Saturday, I turned 46, and had the good fortune of being surrounded by friends and family who like to feed me. After seeing a review for Banu last week and passing it on to Pat, she and Betty decided to take me out for lunch there. The restaurant bills itself as an Iranian Kebob Vodka Bar, and we were not disappointed in any of those respects.
We started with Nan o Paneer, an appetizer plate of sesame flat bread, a sheep’s milk cheese that I had never tasted before, fresh herbs, walnuts and watermelon slices. This was the only dish that I took time to photograph, and only then after we’d demolished most of it; the others were so good that we tucked them back before I even thought of the camera again.

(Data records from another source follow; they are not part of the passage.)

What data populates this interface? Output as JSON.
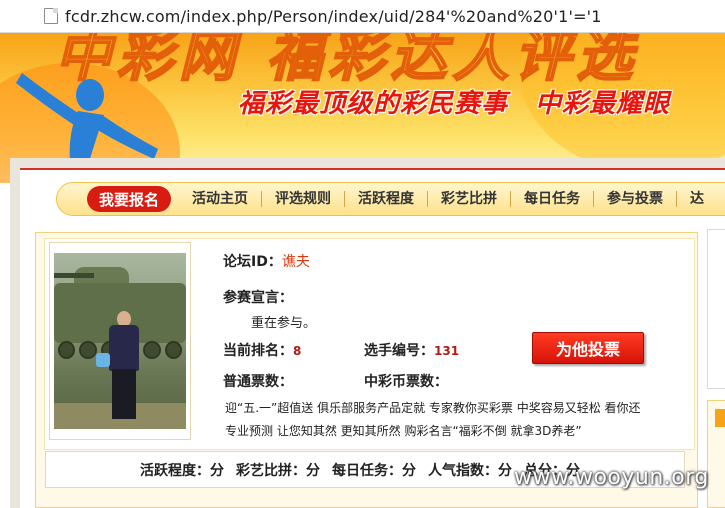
{
  "browser": {
    "url": "fcdr.zhcw.com/index.php/Person/index/uid/284'%20and%20'1'='1"
  },
  "banner": {
    "title": "中彩网 福彩达人评选",
    "slogan": "福彩最顶级的彩民赛事　中彩最耀眼"
  },
  "nav": {
    "register_label": "我要报名",
    "items": [
      {
        "label": "活动主页"
      },
      {
        "label": "评选规则"
      },
      {
        "label": "活跃程度"
      },
      {
        "label": "彩艺比拼"
      },
      {
        "label": "每日任务"
      },
      {
        "label": "参与投票"
      },
      {
        "label": "达"
      }
    ]
  },
  "profile": {
    "forum_id_label": "论坛ID：",
    "forum_id_value": "谯夫",
    "declaration_label": "参赛宣言：",
    "declaration_text": "重在参与。",
    "rank_label": "当前排名：",
    "rank_value": "8",
    "player_no_label": "选手编号：",
    "player_no_value": "131",
    "vote_button": "为他投票",
    "normal_votes_label": "普通票数：",
    "coin_votes_label": "中彩币票数：",
    "ad_line_1": "迎“五.一”超值送  俱乐部服务产品定就  专家教你买彩票  中奖容易又轻松  看你还",
    "ad_line_2": "专业预测  让您知其然  更知其所然          购彩名言“福彩不倒 就拿3D养老”"
  },
  "stats": {
    "activity": "活跃程度：分",
    "art": "彩艺比拼：分",
    "daily": "每日任务：分",
    "popularity": "人气指数：分",
    "total": "总分：分"
  },
  "watermark": "www.wooyun.org",
  "icons": {
    "page": "page-icon",
    "banner_figure": "running-figure-icon"
  },
  "colors": {
    "accent_red": "#d91c12",
    "banner_orange": "#f7a318",
    "nav_yellow": "#fde28a"
  }
}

At that point, we moved on to the vodka. There are several varieties on the menu, and they’re served very cold and on ice so that you can sip them with your meal. I had the Wokka Saki from the UK, which is a grain-based vodka flavoured with Japanese sake (LCBO #602573): a distinctive taste of sake, and very smooth. Betty and Pat both had the Zubrowka Bison Grass vodka from Poland, pale greenish-yellow in colour and a really lovely aroma and taste (LCBO #35840). We also had the tiny glasses of fresh juice: sour cherry for Betty and I (yum!) and pomegranate for Pat.

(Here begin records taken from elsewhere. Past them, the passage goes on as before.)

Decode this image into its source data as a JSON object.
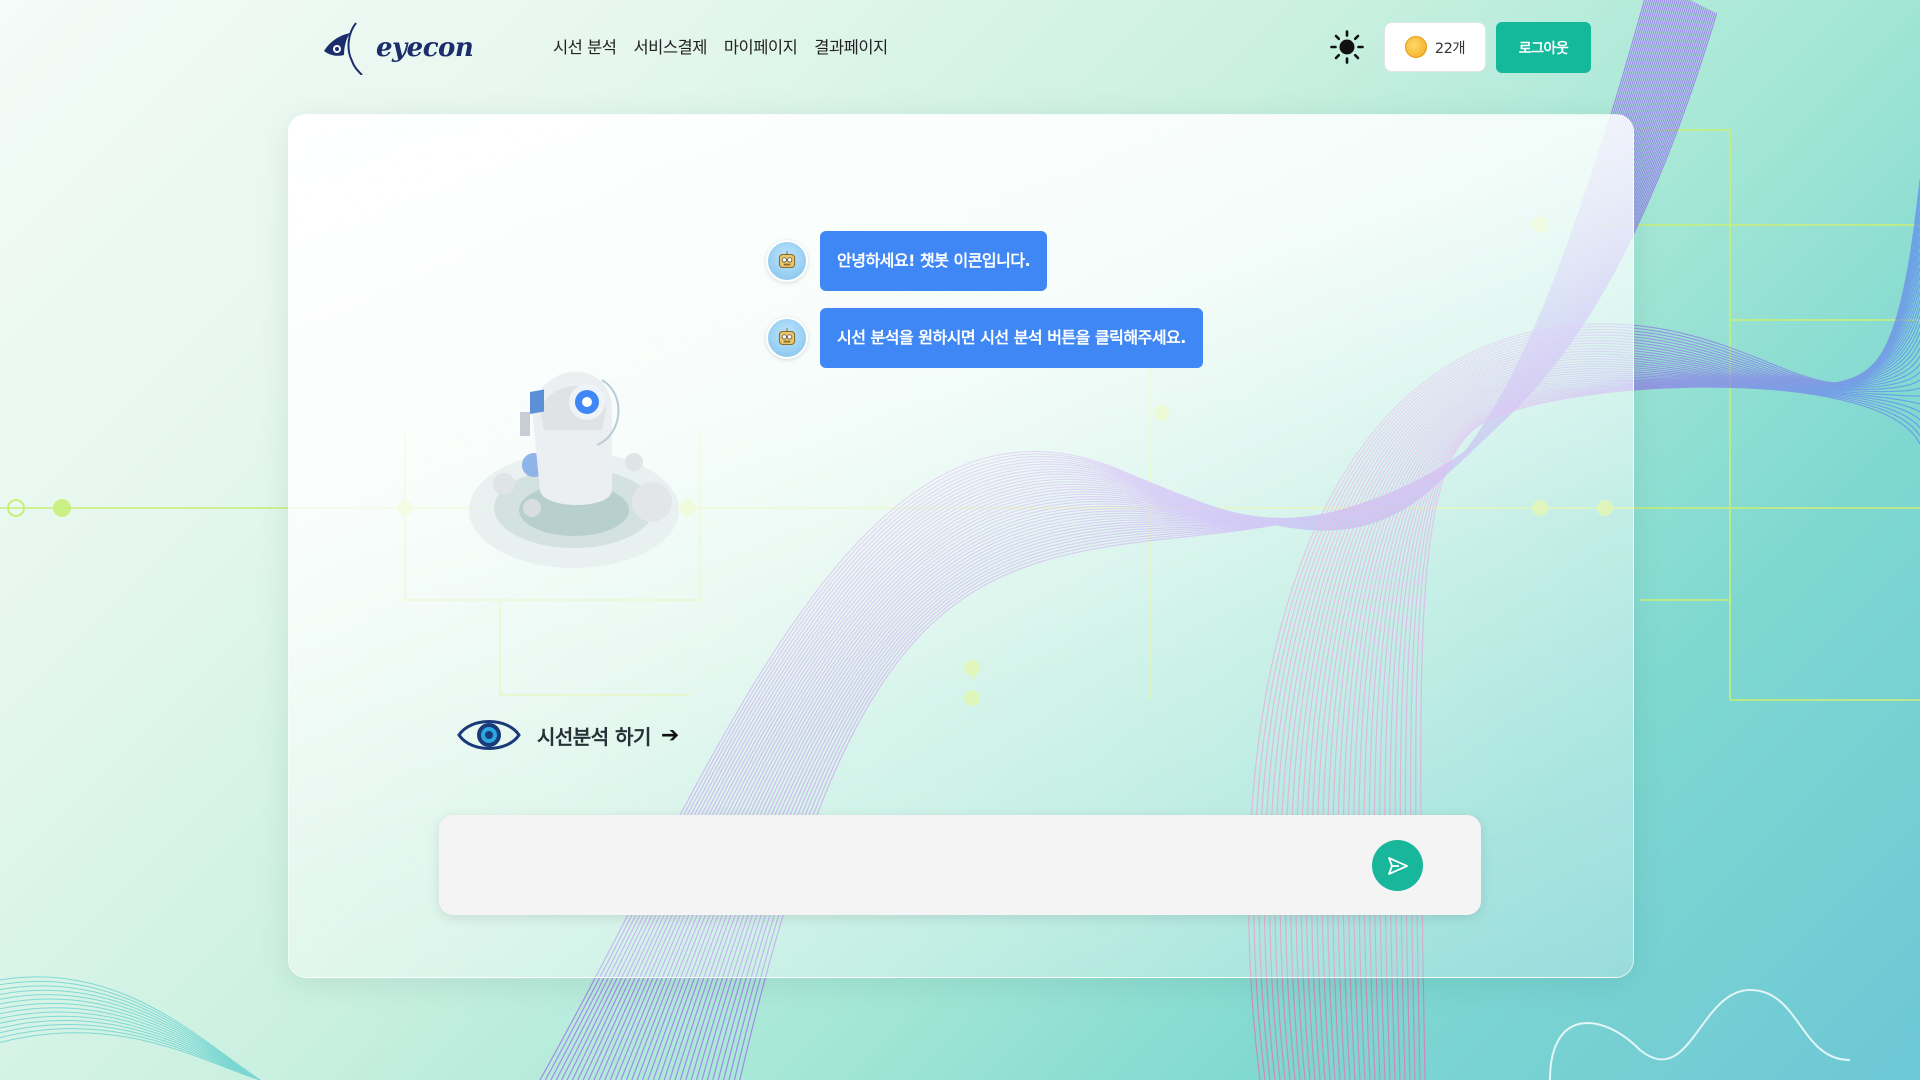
{
  "header": {
    "logo_text": "eyecon",
    "nav": [
      "시선 분석",
      "서비스결제",
      "마이페이지",
      "결과페이지"
    ],
    "coin_count": "22개",
    "logout_label": "로그아웃"
  },
  "chat": {
    "messages": [
      "안녕하세요! 챗봇 이콘입니다.",
      "시선 분석을 원하시면 시선 분석 버튼을 클릭해주세요."
    ],
    "input_value": ""
  },
  "analyze_link_label": "시선분석 하기",
  "icons": {
    "logo": "eye-logo-icon",
    "theme": "sun-icon",
    "coin": "coin-icon",
    "bot": "robot-avatar-icon",
    "eye": "eye-icon",
    "arrow": "arrow-right-icon",
    "send": "send-icon"
  },
  "colors": {
    "primary": "#14b99c",
    "bubble": "#3f87f5",
    "logo": "#1b2e6b",
    "wave_pink": "#f06bb0",
    "wave_blue": "#5a8cf0",
    "wave_teal": "#3cc3c8",
    "circuit": "#c8ef7a"
  }
}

For the main course, I had Koobideh, which was the most delicious minced beef, formed into kebabs, grilled and rolled with herbs in lawash flatbread. All of their meats are from the Healthy Butcher, an organic butcher in my ‘hood, and I don’t know how much of the taste was from the high-quality and organic nature of the meat versus the preparation, but it had an amazing rich taste, and very lean. In addition to a side dish of diced cucumber, tomato and onions in a light herb vinegar dressing, there was a little dish of powdered sumac to sprinkle on the grilled meat. The evening before, I had been walking with Ingrid near her sailing club when the weather turned too rough to sail, and we were looking at the now-ripe sumac and I commented that it was edible but had never eaten it. Now I have, and can say that it imparts a slight citrusy flavour as well as (so I’m told) being a good source of Vitamin C.
Betty had a dish of saffron-infused grilled chicken breast chunks, which I can’t find on the Banu menu online — the lunch menu is slightly different from the dinner one shown there. Very distinctive taste of saffron, as opposed to it just being used as a colouring agent.

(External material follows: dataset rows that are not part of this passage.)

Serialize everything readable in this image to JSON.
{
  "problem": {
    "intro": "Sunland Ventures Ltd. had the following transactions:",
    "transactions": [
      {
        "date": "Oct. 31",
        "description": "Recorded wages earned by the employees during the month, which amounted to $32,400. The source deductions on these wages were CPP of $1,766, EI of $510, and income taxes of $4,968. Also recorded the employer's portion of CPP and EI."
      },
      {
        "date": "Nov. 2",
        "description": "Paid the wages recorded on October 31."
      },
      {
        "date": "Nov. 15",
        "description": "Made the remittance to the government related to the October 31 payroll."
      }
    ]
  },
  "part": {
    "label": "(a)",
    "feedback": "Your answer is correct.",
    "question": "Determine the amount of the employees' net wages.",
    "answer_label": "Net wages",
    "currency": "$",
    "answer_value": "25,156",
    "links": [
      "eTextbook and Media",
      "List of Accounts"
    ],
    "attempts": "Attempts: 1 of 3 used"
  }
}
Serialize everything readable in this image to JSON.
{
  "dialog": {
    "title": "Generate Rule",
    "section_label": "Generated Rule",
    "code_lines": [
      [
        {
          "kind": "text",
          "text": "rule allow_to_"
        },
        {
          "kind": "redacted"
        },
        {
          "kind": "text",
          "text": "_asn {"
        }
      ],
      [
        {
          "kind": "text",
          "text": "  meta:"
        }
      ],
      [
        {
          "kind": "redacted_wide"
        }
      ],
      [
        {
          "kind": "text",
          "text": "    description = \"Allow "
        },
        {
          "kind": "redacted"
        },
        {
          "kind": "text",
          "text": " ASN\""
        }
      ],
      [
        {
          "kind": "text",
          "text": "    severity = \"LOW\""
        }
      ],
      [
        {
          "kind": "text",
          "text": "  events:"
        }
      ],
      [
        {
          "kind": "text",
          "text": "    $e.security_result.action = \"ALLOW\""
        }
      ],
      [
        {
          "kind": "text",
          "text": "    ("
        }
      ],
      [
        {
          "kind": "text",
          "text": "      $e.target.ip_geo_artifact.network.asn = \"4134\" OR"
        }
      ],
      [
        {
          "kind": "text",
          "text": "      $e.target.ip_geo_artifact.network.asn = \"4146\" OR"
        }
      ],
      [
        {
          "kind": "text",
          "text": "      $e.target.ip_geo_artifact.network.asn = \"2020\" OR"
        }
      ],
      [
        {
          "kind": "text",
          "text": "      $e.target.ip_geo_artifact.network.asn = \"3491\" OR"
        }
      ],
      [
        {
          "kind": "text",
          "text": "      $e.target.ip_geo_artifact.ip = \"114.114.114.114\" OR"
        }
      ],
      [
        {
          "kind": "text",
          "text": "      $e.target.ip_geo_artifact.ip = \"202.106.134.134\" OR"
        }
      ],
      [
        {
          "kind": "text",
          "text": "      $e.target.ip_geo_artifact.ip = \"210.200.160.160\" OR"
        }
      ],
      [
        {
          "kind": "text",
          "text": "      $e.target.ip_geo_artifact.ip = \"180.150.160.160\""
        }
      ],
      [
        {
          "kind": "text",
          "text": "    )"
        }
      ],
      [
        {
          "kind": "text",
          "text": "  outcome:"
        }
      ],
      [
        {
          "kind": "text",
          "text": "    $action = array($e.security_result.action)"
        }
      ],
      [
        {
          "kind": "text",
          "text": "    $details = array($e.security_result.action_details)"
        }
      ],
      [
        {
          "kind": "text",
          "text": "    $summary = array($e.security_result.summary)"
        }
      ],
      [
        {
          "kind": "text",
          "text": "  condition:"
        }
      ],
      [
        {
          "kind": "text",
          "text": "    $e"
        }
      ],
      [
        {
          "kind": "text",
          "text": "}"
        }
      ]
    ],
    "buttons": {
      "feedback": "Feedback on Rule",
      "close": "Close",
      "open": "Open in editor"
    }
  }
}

Pat, always a “balls to the wall” eater, had Dom Balan, the lamb testicles, which were marinated in vodka before grilling, and served with a tasty pickle side dish. The testicles themselves were reminiscent in flavour to sweetbreads, although a bit too mushy in texture for my liking.
To accompany all of this, we shared an order of Adasi (lentil salad) and Mast o Moseer (yogurt with shallots, served with more lawash flatbread).
At the end of all this, the server delivered some tiny squares of a baklava-like dessert: definitely flavoured with orange-blossom water like a middle-eastern baklava (as opposed to the Greek variety that uses honey), but it seemed to have a layer of crushed nuts in the middle rather than just layers of pastry, and sported a tiny little puffed pillow of pastry on top. Not sure if this is standard practice or because of the birthday cards on the table, but definitely a nice finish to the meal.
The decor is really lovely: all Mediterranean blues and whites, with a small waterfall fountain near our table by the front, and music that could be Iranian pop/jazz or something else entirely. Unfortunately, because of the rain, we didn’t have a chance to smoke the hookah on the patio; I remember smoking a mild, apple-flavoured tobacco through a 3-foot-high hookah in Dubai and was looking forward to repeating the experience, even though I don’t smoke.
Discovered via blogTO.